▶ [WHAT IS REQUIRED]: An exact copy of every entry below is needed.

Page and application data records:
= Beginning of Section =
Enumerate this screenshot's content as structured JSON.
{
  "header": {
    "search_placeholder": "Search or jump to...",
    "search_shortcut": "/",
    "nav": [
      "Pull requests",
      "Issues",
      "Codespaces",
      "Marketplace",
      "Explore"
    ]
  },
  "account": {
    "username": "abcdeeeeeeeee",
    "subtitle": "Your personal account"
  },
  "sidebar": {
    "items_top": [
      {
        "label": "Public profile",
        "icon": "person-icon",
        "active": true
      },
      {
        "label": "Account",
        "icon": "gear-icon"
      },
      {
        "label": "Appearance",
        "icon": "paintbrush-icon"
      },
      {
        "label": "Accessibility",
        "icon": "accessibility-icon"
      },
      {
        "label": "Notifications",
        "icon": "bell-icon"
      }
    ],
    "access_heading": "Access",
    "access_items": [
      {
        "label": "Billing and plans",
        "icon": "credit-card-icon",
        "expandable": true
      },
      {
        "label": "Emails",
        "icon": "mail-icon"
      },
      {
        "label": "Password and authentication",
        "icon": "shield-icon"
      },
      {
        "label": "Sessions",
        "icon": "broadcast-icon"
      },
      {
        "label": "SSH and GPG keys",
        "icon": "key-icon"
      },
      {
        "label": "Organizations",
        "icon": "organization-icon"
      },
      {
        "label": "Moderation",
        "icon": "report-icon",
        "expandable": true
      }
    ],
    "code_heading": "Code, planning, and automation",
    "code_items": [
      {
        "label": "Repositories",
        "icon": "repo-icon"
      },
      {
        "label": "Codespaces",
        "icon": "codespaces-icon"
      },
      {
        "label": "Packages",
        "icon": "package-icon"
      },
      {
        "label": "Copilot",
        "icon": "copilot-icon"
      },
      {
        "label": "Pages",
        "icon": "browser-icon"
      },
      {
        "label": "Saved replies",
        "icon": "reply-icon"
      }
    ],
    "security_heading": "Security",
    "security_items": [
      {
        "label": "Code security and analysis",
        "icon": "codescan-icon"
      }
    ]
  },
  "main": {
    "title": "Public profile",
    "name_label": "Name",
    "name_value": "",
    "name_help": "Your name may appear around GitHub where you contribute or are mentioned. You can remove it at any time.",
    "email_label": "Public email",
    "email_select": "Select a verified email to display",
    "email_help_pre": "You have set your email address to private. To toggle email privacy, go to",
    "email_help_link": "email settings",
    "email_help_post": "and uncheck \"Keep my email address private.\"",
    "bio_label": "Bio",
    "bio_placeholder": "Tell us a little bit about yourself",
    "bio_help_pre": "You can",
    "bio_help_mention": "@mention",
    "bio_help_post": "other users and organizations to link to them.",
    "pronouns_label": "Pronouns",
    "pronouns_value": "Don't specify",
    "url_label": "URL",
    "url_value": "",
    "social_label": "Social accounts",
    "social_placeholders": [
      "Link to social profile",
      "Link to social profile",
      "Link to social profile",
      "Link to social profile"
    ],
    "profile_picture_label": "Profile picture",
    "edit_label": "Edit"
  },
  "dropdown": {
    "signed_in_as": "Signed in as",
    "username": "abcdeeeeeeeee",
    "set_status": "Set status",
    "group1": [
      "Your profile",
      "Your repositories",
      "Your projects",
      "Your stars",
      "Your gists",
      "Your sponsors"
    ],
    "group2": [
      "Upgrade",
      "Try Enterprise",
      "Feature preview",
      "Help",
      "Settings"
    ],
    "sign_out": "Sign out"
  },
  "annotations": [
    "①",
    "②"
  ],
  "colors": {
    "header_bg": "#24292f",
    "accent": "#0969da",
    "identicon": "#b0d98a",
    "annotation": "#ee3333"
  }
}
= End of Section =
▶ [WRITTEN RESPONSE]:
Enumerate this screenshot's content as structured JSON.
{
  "header": {
    "search_placeholder": "Search or jump to...",
    "search_shortcut": "/",
    "nav": [
      "Pull requests",
      "Issues",
      "Codespaces",
      "Marketplace",
      "Explore"
    ]
  },
  "account": {
    "username": "abcdeeeeeeeee",
    "subtitle": "Your personal account"
  },
  "sidebar": {
    "items_top": [
      {
        "label": "Public profile",
        "icon": "person-icon",
        "active": true
      },
      {
        "label": "Account",
        "icon": "gear-icon"
      },
      {
        "label": "Appearance",
        "icon": "paintbrush-icon"
      },
      {
        "label": "Accessibility",
        "icon": "accessibility-icon"
      },
      {
        "label": "Notifications",
        "icon": "bell-icon"
      }
    ],
    "access_heading": "Access",
    "access_items": [
      {
        "label": "Billing and plans",
        "icon": "credit-card-icon",
        "expandable": true
      },
      {
        "label": "Emails",
        "icon": "mail-icon"
      },
      {
        "label": "Password and authentication",
        "icon": "shield-icon"
      },
      {
        "label": "Sessions",
        "icon": "broadcast-icon"
      },
      {
        "label": "SSH and GPG keys",
        "icon": "key-icon"
      },
      {
        "label": "Organizations",
        "icon": "organization-icon"
      },
      {
        "label": "Moderation",
        "icon": "report-icon",
        "expandable": true
      }
    ],
    "code_heading": "Code, planning, and automation",
    "code_items": [
      {
        "label": "Repositories",
        "icon": "repo-icon"
      },
      {
        "label": "Codespaces",
        "icon": "codespaces-icon"
      },
      {
        "label": "Packages",
        "icon": "package-icon"
      },
      {
        "label": "Copilot",
        "icon": "copilot-icon"
      },
      {
        "label": "Pages",
        "icon": "browser-icon"
      },
      {
        "label": "Saved replies",
        "icon": "reply-icon"
      }
    ],
    "security_heading": "Security",
    "security_items": [
      {
        "label": "Code security and analysis",
        "icon": "codescan-icon"
      }
    ]
  },
  "main": {
    "title": "Public profile",
    "name_label": "Name",
    "name_value": "",
    "name_help": "Your name may appear around GitHub where you contribute or are mentioned. You can remove it at any time.",
    "email_label": "Public email",
    "email_select": "Select a verified email to display",
    "email_help_pre": "You have set your email address to private. To toggle email privacy, go to",
    "email_help_link": "email settings",
    "email_help_post": "and uncheck \"Keep my email address private.\"",
    "bio_label": "Bio",
    "bio_placeholder": "Tell us a little bit about yourself",
    "bio_help_pre": "You can",
    "bio_help_mention": "@mention",
    "bio_help_post": "other users and organizations to link to them.",
    "pronouns_label": "Pronouns",
    "pronouns_value": "Don't specify",
    "url_label": "URL",
    "url_value": "",
    "social_label": "Social accounts",
    "social_placeholders": [
      "Link to social profile",
      "Link to social profile",
      "Link to social profile",
      "Link to social profile"
    ],
    "profile_picture_label": "Profile picture",
    "edit_label": "Edit"
  },
  "dropdown": {
    "signed_in_as": "Signed in as",
    "username": "abcdeeeeeeeee",
    "set_status": "Set status",
    "group1": [
      "Your profile",
      "Your repositories",
      "Your projects",
      "Your stars",
      "Your gists",
      "Your sponsors"
    ],
    "group2": [
      "Upgrade",
      "Try Enterprise",
      "Feature preview",
      "Help",
      "Settings"
    ],
    "sign_out": "Sign out"
  },
  "annotations": [
    "①",
    "②"
  ],
  "colors": {
    "header_bg": "#24292f",
    "accent": "#0969da",
    "identicon": "#b0d98a",
    "annotation": "#ee3333"
  }
}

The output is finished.